One of my favorite Marillion tunes is “Lavender” as it pulled bits from Joni Mitchell and lyrically reminisces through the folk song “Lavender Blue.” It takes influences from classic rock and layers it with touches of hair metal in the guitars. Couple that with the childlike ditty fused into the chorus and the listener is treated to a provocative and playful anthem. Also…that achingly sweet, yet robust voice…
Deciding to continue his musical journey solo, Fish hoped to have a more creative force in his productions. Again, he wanted to bring the people together that he needed in order to create the music he felt within. He began to not only create music but to write. He would travel and journal, expressing the beauty he saw around him in fine detail.
His first solo album released in 1990 with the title Vigil in a Wilderness of Mirrors. It showcased Fish vocally and lyrically as the phrases and melodies blended into a story for the mind. The final track on this album is likely my favorite, as it is his take on a love song… we listened to it above. Offering a light dose of chagrin, Fish muses in the song about the overwhelming lack of poetry available when expressing the sincerity of love. The song finishes with the realization that the “Cliché” is the best way as it’s never really about the words: it’s about the emotion fueling them. It’s an endearing tribute to the honesty of lasting affection.
Fish released a new solo album in 2013, A Feast of Consequences. A beautifully sincere and poetic look at life, each song carries some insight to which the listener can relate whether it be heartache, the progression of time, or admitting one’s mistakes.
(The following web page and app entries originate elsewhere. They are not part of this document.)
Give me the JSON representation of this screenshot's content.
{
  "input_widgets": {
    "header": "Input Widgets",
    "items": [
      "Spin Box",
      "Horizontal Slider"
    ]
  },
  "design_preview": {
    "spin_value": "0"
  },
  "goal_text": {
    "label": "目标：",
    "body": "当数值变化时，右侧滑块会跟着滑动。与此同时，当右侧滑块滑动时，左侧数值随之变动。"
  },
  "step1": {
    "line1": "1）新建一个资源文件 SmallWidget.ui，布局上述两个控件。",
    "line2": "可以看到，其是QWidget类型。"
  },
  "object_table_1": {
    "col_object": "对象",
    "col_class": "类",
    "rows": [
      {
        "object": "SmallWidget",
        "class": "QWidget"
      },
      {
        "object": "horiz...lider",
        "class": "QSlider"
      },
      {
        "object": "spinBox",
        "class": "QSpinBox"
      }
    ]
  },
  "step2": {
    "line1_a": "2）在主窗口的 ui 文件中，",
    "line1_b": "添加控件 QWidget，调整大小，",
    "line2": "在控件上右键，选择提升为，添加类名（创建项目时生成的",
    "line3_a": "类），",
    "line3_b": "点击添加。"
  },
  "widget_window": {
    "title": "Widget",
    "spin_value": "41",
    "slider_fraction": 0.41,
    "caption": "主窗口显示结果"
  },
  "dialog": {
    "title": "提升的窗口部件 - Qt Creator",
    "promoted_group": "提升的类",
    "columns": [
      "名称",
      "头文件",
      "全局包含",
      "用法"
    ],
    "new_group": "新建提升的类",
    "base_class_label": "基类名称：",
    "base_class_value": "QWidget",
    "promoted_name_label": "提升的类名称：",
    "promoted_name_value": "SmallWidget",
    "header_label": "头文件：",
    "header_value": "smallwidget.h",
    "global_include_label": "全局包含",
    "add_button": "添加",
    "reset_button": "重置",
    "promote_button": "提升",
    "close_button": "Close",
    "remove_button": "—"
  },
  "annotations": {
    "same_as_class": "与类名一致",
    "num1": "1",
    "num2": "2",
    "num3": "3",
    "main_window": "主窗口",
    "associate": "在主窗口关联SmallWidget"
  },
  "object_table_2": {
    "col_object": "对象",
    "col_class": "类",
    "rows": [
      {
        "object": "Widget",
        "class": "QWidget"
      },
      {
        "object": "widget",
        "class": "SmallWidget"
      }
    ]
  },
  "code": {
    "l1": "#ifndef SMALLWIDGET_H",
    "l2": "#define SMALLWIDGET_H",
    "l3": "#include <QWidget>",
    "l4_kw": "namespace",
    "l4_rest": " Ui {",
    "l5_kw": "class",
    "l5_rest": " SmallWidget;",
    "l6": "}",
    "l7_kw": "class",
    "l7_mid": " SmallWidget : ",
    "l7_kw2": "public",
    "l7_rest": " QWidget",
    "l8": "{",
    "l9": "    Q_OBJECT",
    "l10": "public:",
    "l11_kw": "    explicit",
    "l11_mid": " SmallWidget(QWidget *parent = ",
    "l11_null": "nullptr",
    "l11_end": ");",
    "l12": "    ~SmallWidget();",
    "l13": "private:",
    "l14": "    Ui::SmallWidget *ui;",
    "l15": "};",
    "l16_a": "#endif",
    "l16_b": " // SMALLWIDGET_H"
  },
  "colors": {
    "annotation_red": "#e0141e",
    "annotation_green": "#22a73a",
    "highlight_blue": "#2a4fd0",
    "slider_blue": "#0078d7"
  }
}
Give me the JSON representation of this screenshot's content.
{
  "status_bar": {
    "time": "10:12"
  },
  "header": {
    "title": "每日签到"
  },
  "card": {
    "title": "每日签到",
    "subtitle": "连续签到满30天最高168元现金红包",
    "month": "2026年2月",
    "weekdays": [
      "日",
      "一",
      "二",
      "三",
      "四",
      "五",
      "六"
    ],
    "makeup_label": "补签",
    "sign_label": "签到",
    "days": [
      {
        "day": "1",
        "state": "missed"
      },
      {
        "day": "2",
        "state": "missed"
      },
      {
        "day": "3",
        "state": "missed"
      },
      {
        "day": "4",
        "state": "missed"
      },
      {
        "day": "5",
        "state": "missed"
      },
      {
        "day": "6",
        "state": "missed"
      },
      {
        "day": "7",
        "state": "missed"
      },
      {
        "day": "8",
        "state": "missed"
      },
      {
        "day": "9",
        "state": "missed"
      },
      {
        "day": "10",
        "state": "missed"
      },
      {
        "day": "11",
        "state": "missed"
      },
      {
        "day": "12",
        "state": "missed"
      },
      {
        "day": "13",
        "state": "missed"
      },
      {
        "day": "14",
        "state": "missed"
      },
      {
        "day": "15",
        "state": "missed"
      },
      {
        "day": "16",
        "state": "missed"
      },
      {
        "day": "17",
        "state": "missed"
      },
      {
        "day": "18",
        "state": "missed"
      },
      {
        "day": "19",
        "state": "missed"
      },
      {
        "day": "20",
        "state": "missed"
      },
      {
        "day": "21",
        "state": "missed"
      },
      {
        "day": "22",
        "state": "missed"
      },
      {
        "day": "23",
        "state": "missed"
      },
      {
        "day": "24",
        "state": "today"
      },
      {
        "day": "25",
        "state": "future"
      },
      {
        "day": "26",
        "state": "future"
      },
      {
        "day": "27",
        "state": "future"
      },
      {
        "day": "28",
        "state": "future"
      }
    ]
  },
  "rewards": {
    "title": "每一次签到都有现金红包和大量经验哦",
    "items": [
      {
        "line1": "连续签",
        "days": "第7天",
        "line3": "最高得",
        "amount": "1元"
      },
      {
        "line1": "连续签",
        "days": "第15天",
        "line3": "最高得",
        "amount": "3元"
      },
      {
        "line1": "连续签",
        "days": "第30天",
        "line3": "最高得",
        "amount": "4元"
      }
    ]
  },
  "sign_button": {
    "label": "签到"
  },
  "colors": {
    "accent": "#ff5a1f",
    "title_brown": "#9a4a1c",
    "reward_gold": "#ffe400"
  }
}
It has a refined weight to its truth.
Fish is still creating music and memories, and building relationships with his loyal fanbase. Although he recently announced his plans to retire from touring, he’s not quite done, yet. He also plans to release one more solo album. And as a lovely way to come full circle, he is celebrating the 30th anniversary of Marillion’s Misplaced Childhood with his poetically titled “Farewell to Childhood” tour. He will perform the entire album for a few select shows this summer.
April 25 marks Fish’s birthday, and I’d love to wish him a happy one from us at UTBGeek. His music is a truly beautiful gift, deserving of praise. Although he is rounding out the final act in his career, I’m glad that we have such a rich history to relive in his sound.